─── Source data ───
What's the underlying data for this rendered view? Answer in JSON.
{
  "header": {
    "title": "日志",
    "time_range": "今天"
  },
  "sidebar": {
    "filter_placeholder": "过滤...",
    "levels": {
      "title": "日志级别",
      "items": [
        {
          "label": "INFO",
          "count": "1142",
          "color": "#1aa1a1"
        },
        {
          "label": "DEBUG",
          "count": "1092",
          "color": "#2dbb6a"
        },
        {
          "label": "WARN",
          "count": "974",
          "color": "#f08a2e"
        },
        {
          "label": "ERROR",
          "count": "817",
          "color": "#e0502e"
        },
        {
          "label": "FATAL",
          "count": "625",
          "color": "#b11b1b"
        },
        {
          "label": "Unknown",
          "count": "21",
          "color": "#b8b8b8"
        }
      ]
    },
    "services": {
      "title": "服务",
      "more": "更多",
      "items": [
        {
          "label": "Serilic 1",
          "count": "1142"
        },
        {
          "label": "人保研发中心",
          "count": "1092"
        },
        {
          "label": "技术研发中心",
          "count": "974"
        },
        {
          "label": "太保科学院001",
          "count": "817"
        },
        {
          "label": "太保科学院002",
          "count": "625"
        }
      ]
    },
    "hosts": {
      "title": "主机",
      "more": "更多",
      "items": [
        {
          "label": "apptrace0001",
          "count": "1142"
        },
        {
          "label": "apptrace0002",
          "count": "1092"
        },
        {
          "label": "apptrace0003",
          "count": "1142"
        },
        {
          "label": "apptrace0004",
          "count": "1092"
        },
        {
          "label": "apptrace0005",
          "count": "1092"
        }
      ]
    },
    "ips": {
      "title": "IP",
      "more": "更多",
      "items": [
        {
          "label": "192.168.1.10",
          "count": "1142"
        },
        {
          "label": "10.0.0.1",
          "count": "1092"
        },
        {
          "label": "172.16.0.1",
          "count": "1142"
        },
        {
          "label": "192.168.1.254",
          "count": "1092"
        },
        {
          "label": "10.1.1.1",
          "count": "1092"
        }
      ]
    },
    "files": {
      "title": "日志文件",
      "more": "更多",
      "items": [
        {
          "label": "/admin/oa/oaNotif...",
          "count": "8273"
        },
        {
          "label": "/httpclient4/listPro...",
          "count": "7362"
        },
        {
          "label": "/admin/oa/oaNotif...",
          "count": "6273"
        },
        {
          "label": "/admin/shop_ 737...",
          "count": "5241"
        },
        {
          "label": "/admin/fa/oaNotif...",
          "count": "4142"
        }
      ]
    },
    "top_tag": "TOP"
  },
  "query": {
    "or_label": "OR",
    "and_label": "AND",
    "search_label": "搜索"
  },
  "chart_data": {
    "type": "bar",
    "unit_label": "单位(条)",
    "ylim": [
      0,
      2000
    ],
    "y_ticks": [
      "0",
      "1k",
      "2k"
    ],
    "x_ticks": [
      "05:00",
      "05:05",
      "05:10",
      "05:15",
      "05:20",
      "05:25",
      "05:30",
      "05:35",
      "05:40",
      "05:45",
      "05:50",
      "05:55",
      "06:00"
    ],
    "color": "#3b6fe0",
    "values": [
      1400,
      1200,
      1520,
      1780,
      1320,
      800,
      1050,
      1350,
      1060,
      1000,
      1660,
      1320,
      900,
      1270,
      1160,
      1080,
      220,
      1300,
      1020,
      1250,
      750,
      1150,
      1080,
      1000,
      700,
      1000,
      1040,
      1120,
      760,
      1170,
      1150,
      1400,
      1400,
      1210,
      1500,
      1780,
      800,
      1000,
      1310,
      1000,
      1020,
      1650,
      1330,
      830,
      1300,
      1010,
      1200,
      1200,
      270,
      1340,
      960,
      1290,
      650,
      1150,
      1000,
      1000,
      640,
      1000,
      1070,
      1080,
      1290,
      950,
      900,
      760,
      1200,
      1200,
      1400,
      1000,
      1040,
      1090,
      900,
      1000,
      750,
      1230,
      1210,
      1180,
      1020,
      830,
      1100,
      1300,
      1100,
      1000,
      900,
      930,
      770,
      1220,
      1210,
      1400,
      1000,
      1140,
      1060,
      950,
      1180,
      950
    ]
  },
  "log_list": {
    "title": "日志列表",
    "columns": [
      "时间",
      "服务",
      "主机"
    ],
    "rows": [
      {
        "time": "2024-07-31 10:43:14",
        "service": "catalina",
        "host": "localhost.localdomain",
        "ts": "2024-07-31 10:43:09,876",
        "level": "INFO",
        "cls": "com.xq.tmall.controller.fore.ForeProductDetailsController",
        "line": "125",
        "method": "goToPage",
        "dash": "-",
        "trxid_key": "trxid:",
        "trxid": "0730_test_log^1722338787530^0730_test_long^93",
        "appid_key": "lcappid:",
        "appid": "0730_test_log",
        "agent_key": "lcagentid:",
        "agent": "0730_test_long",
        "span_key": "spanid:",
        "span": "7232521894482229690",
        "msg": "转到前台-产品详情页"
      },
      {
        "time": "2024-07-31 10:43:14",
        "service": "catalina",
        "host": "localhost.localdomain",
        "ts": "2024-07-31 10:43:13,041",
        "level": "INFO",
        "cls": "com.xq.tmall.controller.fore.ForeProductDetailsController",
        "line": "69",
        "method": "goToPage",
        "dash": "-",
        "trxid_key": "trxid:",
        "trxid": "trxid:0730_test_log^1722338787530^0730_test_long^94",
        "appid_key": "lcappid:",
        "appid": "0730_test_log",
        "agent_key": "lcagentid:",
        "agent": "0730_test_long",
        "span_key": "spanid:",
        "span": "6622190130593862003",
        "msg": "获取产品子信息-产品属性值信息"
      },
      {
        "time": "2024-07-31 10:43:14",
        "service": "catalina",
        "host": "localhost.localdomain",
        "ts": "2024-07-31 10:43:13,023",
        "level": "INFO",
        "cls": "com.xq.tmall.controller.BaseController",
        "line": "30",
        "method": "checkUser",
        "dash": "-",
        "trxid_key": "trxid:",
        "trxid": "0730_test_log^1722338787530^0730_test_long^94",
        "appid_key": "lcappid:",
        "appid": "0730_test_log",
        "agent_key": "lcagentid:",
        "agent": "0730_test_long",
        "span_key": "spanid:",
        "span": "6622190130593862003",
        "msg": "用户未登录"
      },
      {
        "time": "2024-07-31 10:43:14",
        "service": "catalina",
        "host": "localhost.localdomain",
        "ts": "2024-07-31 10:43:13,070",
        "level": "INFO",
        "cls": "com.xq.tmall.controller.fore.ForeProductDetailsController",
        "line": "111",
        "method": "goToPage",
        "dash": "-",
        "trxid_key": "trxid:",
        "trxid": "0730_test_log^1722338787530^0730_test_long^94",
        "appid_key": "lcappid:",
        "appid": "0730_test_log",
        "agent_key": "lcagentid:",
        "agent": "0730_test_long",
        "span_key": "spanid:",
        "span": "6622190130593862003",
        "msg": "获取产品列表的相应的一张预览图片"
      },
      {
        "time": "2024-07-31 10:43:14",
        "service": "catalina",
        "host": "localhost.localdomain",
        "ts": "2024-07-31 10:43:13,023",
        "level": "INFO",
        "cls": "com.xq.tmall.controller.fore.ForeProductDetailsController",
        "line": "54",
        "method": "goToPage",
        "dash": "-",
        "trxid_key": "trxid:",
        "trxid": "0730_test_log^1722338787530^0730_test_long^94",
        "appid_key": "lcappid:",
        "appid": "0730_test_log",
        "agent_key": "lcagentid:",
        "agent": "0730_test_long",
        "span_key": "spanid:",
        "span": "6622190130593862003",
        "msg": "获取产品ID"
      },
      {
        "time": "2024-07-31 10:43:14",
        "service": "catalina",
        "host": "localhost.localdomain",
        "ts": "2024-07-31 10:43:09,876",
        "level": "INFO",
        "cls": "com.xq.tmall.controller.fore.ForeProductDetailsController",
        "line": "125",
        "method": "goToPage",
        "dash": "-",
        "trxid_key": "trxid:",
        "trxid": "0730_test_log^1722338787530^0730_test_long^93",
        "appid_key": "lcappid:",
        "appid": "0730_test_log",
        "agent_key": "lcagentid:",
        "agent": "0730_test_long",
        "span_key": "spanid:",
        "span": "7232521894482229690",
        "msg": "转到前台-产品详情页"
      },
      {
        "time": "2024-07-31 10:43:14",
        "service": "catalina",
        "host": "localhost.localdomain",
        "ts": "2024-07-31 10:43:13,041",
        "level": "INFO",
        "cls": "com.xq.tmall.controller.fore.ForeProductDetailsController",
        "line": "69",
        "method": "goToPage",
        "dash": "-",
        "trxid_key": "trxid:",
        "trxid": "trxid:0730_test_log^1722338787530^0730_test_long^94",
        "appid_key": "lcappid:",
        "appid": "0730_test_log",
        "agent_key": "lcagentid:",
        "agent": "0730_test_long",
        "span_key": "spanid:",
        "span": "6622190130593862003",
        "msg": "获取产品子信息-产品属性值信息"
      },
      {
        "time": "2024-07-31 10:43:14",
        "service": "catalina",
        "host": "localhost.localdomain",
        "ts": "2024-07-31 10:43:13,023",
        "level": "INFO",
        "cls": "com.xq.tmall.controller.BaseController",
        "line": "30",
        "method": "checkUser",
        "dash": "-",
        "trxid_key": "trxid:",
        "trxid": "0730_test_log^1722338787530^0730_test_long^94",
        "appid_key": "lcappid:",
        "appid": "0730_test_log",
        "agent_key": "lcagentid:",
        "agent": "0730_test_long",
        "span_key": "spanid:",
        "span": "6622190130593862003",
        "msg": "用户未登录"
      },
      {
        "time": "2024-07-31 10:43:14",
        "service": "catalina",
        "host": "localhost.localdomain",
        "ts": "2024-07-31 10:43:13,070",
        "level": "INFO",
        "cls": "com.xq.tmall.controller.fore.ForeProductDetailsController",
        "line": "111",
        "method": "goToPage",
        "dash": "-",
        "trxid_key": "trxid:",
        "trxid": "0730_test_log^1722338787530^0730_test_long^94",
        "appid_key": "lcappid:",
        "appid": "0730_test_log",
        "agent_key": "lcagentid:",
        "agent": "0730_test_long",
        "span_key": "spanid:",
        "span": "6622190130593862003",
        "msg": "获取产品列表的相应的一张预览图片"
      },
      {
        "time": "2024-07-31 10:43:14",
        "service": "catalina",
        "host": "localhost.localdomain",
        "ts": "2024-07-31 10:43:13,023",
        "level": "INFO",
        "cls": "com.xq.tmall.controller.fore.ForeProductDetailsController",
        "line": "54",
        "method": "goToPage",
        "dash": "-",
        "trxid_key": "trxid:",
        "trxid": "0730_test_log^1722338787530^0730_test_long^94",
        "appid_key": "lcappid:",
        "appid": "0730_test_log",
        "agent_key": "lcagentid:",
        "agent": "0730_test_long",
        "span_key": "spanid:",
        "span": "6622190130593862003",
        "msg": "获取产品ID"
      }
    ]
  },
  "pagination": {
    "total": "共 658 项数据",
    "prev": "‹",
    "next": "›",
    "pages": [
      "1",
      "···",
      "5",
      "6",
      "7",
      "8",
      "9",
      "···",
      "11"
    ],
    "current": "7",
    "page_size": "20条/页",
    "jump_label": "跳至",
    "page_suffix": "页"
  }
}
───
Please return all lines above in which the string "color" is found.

          "color": "#1aa1a1"
          "color": "#2dbb6a"
          "color": "#f08a2e"
          "color": "#e0502e"
          "color": "#b11b1b"
          "color": "#b8b8b8"
    "color": "#3b6fe0",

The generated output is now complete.